-Eminent Clerics join calls for his recusal
Tension has continued to mount on the embattled chairman of the National Elections Commission (NEC), Jerome George Korkoya, to recuse himself from the entire electoral process as demanded by the opposition Liberty Party (LP).
The latest call came yesterday from two of the country’s eminent religious leaders, who said Korkoya just has to rescue himself, not just from presiding over cases brought before the commission by dissatisfied parties including the LP, but also from the rest of the electoral process.
In a joint press statement issue in Monrovia yesterday, Dr. Olu Q. Menjay, president of the Liberia Baptist Missionary and Education Convention (LBMEC), and Sheikh Ali Krayee, National Chief Imam of Liberia, called on Korkoya to abandon his position as head of the country’s electoral process, because he was not qualified to hold such a position.
The two clerics said that Korkoya’s inability to address many of the burning concerns raised ahead of the October 10, 2017 presidential and legislative elections, prove that he does not understand the technical know-how and the leadership ability to execute the tasks assigned to him as chair of the NEC.

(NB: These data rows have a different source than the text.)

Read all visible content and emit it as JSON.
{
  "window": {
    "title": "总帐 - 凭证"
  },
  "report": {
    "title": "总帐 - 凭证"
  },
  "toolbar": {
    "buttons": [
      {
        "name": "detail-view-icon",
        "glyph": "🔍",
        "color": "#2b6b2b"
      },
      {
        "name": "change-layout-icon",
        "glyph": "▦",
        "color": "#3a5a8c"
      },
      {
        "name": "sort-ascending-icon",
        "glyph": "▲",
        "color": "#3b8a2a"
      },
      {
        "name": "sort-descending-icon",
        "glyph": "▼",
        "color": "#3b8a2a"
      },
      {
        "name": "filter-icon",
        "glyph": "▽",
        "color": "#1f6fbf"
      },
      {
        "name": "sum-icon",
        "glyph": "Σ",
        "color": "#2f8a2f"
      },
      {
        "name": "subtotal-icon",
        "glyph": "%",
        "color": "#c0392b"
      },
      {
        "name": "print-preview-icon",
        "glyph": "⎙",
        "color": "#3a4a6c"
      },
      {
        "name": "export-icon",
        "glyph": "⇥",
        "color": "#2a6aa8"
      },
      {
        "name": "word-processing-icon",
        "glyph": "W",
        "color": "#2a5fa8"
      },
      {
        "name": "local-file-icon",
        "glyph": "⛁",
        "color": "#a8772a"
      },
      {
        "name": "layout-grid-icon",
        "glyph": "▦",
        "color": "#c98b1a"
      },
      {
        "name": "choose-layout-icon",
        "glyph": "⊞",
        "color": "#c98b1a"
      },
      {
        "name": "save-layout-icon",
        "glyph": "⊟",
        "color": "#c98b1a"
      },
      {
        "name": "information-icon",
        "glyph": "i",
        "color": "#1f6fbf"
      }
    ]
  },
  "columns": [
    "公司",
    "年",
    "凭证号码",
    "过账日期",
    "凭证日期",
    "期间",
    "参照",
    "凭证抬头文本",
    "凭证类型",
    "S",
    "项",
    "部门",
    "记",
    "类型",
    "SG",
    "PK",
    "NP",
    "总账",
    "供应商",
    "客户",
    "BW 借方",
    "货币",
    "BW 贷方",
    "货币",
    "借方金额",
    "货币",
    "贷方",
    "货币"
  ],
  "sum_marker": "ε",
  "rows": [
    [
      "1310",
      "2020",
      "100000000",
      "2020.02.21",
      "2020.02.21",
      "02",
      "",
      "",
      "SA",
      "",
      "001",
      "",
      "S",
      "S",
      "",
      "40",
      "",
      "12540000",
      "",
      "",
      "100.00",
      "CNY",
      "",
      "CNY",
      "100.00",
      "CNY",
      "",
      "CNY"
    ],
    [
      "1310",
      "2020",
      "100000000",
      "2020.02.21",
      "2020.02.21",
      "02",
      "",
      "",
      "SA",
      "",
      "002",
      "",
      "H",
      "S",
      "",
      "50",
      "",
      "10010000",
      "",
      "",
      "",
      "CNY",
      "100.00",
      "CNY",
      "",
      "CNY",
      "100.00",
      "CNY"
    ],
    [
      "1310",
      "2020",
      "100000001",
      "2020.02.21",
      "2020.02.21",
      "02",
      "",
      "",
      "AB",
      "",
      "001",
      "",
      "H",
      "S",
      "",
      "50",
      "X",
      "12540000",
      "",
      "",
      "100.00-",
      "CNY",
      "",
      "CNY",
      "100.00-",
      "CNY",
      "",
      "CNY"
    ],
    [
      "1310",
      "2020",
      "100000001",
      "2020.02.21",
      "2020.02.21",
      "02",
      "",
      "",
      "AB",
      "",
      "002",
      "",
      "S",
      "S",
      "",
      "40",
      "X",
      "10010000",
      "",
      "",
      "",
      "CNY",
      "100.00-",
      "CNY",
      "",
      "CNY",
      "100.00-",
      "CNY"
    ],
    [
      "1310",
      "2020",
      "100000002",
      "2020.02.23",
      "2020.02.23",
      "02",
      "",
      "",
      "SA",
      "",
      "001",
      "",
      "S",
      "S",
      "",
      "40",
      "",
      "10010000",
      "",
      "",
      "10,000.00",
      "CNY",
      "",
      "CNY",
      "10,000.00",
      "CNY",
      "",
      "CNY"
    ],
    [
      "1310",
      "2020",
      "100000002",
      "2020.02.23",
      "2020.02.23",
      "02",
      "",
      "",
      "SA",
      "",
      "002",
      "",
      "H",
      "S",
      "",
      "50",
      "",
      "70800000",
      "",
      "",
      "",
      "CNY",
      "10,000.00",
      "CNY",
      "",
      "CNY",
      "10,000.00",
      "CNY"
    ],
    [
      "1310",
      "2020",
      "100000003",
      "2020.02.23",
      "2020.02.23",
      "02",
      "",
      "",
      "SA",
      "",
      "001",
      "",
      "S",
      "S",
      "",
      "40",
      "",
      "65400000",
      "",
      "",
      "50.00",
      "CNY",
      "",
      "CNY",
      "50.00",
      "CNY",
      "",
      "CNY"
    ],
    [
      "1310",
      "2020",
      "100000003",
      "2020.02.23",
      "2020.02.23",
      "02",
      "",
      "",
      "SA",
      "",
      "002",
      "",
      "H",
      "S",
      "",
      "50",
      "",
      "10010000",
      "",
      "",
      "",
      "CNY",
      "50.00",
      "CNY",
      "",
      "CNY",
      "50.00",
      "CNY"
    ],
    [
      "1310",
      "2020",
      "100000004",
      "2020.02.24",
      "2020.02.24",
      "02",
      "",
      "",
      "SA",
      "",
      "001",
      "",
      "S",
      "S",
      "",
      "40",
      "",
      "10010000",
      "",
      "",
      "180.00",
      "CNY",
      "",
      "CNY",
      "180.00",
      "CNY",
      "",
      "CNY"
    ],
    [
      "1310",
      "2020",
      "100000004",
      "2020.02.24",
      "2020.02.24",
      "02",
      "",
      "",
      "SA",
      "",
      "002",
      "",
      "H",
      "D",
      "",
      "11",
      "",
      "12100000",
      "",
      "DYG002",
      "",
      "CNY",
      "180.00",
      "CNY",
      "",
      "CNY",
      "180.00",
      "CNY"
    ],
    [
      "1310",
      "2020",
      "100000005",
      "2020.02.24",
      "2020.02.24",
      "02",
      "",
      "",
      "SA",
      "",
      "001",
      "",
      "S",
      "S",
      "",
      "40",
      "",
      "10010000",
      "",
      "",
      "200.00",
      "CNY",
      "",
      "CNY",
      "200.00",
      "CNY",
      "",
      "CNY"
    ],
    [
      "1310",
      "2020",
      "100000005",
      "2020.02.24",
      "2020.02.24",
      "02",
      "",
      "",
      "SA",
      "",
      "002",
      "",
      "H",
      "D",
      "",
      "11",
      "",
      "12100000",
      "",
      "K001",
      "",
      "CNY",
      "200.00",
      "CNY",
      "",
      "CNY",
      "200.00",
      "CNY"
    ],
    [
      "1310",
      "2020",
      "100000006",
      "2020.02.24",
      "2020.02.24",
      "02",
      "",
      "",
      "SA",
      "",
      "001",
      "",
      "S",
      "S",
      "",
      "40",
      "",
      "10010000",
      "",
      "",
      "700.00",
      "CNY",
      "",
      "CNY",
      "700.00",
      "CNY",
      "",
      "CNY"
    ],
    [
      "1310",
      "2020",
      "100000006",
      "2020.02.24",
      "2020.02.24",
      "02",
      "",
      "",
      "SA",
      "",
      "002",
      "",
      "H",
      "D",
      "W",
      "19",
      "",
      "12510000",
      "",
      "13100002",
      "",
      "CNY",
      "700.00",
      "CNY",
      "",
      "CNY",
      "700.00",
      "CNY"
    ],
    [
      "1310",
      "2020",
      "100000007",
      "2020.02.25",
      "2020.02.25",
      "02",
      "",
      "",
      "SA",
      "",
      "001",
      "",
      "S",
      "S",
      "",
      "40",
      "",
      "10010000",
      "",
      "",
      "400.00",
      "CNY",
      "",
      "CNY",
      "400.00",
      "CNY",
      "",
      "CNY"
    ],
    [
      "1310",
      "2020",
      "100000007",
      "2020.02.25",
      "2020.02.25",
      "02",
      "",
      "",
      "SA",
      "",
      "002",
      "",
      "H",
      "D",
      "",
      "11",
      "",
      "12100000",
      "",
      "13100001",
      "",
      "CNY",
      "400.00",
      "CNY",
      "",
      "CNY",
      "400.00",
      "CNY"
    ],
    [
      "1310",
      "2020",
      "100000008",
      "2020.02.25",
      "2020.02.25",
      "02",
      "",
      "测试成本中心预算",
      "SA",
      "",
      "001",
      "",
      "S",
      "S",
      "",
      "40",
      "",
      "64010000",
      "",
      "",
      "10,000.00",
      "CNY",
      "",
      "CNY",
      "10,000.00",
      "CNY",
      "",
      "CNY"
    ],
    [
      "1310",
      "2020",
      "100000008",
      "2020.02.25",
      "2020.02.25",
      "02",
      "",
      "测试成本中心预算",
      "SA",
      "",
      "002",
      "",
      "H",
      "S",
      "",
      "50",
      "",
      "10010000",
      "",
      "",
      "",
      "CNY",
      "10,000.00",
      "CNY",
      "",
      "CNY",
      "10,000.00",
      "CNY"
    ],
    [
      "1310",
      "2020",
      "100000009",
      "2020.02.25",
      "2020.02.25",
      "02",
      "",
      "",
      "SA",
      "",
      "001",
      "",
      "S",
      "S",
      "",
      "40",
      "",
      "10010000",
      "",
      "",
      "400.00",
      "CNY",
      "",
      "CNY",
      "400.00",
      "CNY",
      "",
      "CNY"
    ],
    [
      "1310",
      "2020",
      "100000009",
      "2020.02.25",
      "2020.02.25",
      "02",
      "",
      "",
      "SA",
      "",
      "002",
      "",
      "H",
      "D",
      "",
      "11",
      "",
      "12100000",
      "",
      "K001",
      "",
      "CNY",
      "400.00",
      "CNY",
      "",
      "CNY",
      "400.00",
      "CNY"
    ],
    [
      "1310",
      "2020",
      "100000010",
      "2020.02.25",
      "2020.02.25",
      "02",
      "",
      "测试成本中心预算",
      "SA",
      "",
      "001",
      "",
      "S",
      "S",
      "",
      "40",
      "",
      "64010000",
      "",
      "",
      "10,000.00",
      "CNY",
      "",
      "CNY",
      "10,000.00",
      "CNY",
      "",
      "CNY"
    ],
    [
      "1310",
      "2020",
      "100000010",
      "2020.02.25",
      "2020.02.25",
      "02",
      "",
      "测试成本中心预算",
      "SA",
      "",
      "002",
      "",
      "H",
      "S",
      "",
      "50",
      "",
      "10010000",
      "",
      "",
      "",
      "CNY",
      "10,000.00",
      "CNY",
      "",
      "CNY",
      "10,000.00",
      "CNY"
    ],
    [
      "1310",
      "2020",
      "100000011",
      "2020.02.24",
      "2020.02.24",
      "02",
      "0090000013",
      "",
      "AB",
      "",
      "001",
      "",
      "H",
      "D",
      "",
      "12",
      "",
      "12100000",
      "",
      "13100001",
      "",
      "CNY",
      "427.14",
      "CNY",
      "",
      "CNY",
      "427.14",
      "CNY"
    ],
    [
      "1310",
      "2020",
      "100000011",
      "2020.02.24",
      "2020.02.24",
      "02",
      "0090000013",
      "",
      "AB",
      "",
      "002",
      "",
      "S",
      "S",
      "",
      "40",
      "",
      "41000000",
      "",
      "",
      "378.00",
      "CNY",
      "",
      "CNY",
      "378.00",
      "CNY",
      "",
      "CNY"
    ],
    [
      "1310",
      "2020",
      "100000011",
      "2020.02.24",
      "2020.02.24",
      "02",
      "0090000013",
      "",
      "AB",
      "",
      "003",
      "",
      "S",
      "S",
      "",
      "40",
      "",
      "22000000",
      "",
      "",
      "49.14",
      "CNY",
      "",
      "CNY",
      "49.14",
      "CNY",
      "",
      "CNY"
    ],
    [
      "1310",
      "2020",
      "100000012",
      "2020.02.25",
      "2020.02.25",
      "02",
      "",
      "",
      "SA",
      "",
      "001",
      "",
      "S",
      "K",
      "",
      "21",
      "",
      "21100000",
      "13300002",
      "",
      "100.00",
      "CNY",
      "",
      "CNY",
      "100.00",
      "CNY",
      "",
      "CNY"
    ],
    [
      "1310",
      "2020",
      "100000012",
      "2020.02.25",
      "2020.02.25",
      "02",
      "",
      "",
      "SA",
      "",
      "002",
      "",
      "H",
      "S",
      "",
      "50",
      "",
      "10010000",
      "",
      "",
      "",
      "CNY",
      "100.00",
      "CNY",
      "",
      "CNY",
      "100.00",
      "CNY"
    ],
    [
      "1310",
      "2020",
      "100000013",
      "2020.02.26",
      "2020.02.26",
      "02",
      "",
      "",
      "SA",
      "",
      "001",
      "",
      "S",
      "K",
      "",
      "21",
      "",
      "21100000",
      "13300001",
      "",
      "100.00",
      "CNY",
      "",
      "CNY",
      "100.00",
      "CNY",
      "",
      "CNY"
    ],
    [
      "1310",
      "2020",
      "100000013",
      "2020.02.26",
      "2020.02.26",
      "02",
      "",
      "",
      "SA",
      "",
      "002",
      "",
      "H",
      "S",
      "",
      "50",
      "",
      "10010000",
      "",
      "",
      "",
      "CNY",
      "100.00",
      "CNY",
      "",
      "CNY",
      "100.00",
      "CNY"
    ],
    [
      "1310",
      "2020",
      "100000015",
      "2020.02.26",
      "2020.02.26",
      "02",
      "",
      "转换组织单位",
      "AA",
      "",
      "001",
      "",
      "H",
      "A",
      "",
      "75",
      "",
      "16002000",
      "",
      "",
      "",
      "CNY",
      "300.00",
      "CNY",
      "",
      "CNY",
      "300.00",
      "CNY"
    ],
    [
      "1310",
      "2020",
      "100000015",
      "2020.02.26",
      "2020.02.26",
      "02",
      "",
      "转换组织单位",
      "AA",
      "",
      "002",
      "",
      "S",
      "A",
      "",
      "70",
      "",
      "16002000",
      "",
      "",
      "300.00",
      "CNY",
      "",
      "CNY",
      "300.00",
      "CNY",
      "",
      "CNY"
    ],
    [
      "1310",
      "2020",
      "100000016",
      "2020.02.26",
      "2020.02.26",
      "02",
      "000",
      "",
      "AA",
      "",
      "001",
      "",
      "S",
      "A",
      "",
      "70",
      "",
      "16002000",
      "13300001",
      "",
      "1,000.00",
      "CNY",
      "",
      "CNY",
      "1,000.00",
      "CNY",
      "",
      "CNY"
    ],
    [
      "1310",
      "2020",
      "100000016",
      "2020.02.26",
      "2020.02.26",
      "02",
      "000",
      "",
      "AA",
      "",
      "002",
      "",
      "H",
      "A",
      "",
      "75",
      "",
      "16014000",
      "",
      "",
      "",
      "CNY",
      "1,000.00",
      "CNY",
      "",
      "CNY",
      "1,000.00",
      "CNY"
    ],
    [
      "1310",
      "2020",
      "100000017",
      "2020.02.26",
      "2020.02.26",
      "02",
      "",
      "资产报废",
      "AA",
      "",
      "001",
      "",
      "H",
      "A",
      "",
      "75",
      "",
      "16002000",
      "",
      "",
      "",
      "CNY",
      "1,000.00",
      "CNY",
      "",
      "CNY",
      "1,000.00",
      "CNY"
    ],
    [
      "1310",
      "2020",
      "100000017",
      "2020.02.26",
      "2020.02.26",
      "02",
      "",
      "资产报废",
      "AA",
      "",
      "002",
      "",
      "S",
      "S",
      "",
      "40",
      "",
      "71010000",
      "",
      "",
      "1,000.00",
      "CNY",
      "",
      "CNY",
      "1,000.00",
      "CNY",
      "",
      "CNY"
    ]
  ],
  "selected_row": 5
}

Since the end of the October 10 polls, the NEC has recorded a total of 56 complaints emanating from the conduct of the polls in the 15 counties.
There are also concerns in many quarters that Korkoya might have been responsible for the current stalemate to the electoral stand-off.
The call from the two clergymen for Korkoya to bow out of the NEC appears far beyond the similar demand issued by the LP political leader, Charles Walker Brumskine, whose main cause was due to the fact that the NEC chairman had earlier prejudiced the LP’s complaint.
In the statement, Dr. Menjay and Sheikh Krayee said, “We call on the Korkoya to honorably recuse himself from the electoral process, because he is not competent to conduct election as proven by the October 10 polls irregularities and reported frauds.”
This gesture on his part, the prelates noted, would elevate the confidence level of the people in the electoral process. “We further request the NEC to correct all voters’ registry errors,” the statement said.
The two religious leaders assured that the current legal process in resolving the “many glaring” electoral disputes are in the right direction, adding, “We therefore wish to encourage all parties to legal conflict to continue path of the law, which we believe is the best option to move forward.”
As it is now, it seems that Korkoya’s case is beyond the cloud—and surely, it appears to be no ending moments of intense pressure on him until he bows out.
He might have survived the dual citizen debacle that hovered over him for several months, probably because of the backing he had from President Ellen Johnson Sirleaf, but the latest calls for his recusal seems to attack his competence and performance of the process so far.
The clerics said they foresaw such program five months ago, when they registered their concerns relating to the voters’ registration exercise when the NEC chairman made a public pronouncement that anyone in possession of a voter card could vote in the October 10 elections.
“We immediately saw his statement on this matter as a recipe for confusion. Our concern and dissatisfaction on his statement was mentioned on United Nations Mission in Liberia (UNMIL) Radio in June, this year,” the statement said.
Though Korkoya later retracted that pronouncement, the Clerics noted that “unfortunately, his retraction did not match the reality on October 10 as evidence by the numbers of complaints.
“It is important to note that the bedrock of any credible election marks a certified voter registry. To our dismay, the voter registry was incomprehensible at many polling places. Just as in the case during the exhibition period, many voter-card-carrying people could not find their names on the registry,” the statement said.
This embarrassing situation forced the NEC to resort to the unorthodox practice of allowing anyone with a voter card to vote, the religious leader indicated.
“The fact that these issues were raised several months before the October 10 elections and that those matters were not rectified up to the day of election, proves that Korkoya is not up to the task, which the country entrusted to him.
The statement also indicated that the huge number of invalid votes (over 80,000) is a clear indication that voter education was poorly implemented.
“We commend the Liberian people for remaining peaceful and law-abiding and for their steadfastness in the electoral process. We pray that God Almighty will continue to protect us all,” it said.
They lauded the overwhelming participation of the voters in the electoral process, indicating that the huge turnout is a testimony of their will to democratically elect the next leaders. We also thank our international partners for their contribution to the democratic process thus far.